*Exercise brief*
The answer must be every line from the entries below that includes "Kumham".

*Input data*
-.-.-

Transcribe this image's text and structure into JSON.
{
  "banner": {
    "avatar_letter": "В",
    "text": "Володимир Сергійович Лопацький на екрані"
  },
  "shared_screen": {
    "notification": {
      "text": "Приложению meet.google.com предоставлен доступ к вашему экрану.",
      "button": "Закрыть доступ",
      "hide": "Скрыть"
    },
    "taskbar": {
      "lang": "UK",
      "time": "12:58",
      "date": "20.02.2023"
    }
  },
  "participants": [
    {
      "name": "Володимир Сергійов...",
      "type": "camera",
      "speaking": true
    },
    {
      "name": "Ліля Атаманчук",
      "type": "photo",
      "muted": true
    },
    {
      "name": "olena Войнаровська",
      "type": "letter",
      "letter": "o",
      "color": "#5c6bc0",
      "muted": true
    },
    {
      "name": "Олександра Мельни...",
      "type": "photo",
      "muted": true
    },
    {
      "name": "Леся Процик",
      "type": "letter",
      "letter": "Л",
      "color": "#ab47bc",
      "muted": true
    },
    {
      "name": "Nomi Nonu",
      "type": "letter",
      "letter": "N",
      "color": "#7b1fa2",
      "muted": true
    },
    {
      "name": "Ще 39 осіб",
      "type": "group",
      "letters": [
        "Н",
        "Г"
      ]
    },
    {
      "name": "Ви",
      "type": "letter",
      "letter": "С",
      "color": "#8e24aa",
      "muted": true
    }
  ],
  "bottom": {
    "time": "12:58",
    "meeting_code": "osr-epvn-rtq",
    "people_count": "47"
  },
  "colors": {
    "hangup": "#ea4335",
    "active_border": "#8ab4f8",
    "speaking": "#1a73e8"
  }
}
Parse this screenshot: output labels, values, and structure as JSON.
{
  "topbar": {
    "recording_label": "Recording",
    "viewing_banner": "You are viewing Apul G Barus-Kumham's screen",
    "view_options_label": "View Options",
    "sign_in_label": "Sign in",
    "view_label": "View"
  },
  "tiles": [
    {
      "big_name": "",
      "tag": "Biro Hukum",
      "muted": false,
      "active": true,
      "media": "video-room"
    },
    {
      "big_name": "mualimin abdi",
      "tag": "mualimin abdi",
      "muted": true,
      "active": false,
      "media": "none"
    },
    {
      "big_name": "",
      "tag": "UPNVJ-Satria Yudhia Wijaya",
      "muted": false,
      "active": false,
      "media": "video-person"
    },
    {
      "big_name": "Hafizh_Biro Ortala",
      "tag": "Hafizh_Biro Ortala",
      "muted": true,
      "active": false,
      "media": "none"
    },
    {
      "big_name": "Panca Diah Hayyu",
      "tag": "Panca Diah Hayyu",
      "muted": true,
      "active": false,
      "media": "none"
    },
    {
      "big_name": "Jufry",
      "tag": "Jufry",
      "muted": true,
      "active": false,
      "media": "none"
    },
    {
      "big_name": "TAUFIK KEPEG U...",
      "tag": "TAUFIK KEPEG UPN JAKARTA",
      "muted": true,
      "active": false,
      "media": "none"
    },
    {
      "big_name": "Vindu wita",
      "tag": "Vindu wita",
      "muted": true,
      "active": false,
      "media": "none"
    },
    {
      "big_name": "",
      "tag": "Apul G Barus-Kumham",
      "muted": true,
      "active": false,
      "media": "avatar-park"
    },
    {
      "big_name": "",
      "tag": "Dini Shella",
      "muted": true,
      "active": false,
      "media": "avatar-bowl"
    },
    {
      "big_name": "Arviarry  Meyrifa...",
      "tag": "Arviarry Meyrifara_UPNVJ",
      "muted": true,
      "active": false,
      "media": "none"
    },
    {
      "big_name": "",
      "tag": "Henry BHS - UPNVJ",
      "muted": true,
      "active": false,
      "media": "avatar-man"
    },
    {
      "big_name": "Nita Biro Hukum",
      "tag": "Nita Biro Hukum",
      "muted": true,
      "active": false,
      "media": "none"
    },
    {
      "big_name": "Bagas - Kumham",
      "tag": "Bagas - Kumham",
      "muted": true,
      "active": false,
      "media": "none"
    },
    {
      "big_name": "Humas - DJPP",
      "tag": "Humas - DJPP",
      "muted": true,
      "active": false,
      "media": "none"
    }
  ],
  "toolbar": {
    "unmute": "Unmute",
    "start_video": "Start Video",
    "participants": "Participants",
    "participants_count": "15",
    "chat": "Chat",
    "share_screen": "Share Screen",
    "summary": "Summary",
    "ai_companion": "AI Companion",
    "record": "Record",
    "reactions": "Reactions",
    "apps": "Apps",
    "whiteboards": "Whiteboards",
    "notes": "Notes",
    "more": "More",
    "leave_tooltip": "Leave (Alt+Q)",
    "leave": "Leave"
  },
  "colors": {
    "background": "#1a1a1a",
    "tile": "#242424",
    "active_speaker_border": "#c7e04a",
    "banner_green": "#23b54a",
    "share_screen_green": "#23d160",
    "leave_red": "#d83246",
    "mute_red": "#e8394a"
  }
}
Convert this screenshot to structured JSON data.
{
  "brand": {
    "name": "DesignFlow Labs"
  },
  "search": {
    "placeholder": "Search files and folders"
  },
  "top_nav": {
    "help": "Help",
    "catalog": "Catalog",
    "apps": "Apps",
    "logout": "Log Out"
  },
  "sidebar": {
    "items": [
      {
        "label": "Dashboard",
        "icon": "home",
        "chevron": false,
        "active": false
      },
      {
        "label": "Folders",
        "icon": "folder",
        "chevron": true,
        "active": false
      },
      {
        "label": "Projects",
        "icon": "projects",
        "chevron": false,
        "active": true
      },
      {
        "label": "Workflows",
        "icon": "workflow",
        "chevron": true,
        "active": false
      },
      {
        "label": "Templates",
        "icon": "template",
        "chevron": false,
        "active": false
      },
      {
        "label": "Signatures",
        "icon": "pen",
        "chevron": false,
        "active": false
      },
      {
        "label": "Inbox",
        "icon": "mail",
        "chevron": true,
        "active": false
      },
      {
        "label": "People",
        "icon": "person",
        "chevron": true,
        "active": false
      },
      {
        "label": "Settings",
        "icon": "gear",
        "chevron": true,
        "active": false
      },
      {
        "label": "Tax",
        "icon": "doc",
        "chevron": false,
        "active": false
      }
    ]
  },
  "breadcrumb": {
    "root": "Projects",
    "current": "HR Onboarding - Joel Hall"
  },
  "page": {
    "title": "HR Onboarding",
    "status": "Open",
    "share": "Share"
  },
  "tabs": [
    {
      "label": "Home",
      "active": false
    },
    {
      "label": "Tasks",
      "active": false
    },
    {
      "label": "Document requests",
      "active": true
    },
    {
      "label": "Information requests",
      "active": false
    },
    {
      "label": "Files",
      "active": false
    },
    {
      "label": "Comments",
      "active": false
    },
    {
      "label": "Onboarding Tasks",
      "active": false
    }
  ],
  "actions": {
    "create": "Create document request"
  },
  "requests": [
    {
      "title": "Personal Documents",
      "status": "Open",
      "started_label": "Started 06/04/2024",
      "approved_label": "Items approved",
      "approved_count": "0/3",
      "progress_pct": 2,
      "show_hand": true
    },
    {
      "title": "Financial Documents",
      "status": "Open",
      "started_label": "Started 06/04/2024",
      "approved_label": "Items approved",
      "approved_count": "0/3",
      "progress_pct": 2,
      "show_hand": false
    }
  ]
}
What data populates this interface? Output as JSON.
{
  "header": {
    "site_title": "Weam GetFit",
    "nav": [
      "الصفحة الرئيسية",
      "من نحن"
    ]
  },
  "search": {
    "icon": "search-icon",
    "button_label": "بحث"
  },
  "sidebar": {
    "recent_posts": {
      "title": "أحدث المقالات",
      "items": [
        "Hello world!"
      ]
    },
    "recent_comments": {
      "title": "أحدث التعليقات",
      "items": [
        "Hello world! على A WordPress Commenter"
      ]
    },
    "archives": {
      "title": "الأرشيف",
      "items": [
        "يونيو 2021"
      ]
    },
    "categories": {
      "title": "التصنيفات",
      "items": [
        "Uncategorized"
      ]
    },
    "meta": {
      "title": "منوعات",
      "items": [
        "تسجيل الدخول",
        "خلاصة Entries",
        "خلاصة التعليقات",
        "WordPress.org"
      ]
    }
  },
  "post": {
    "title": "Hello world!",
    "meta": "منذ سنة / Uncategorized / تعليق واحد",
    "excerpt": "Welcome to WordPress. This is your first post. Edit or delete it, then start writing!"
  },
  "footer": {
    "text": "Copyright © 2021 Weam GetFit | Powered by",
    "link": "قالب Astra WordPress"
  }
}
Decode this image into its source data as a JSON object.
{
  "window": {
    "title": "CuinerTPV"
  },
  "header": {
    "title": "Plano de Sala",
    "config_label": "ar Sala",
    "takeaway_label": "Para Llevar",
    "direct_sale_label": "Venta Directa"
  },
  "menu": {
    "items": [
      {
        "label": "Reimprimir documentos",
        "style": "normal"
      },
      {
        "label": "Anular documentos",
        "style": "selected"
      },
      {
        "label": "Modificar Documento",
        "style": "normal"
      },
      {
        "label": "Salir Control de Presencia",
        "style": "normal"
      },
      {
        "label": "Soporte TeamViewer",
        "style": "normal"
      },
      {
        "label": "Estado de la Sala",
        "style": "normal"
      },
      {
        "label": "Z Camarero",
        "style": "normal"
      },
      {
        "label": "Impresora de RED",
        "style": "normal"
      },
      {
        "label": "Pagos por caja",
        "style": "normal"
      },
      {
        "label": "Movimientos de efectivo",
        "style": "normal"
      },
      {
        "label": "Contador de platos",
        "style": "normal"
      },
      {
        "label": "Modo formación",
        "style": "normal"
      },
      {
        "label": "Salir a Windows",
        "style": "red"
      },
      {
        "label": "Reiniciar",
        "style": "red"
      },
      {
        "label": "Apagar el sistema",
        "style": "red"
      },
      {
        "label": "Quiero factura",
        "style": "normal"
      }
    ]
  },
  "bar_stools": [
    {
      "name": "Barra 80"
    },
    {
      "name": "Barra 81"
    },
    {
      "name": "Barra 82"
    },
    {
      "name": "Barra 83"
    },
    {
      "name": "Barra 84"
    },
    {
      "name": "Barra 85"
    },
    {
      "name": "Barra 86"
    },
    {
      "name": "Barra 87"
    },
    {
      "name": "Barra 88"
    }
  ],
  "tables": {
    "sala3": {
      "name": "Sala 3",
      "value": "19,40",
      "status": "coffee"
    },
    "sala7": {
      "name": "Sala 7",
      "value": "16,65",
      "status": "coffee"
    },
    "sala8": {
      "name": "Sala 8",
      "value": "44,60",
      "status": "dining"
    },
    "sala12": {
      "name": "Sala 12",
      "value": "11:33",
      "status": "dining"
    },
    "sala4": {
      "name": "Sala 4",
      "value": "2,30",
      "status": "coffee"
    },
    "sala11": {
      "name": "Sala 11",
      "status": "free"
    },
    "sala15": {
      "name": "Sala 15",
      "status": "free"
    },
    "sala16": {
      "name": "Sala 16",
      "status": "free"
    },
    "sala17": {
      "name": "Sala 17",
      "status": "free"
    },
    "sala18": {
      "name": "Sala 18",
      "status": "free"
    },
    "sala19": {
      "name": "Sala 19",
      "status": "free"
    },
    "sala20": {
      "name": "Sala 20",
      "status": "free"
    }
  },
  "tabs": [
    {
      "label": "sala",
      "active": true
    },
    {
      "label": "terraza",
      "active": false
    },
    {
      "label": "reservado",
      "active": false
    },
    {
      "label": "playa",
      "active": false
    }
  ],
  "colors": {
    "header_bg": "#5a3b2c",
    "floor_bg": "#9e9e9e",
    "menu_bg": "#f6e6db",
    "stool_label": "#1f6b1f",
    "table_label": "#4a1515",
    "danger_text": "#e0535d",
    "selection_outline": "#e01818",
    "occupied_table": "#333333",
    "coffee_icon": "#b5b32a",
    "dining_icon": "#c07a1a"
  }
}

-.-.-

*Your response*
    "viewing_banner": "You are viewing Apul G Barus-Kumham's screen",
      "tag": "Apul G Barus-Kumham",
      "big_name": "Bagas - Kumham",
      "tag": "Bagas - Kumham",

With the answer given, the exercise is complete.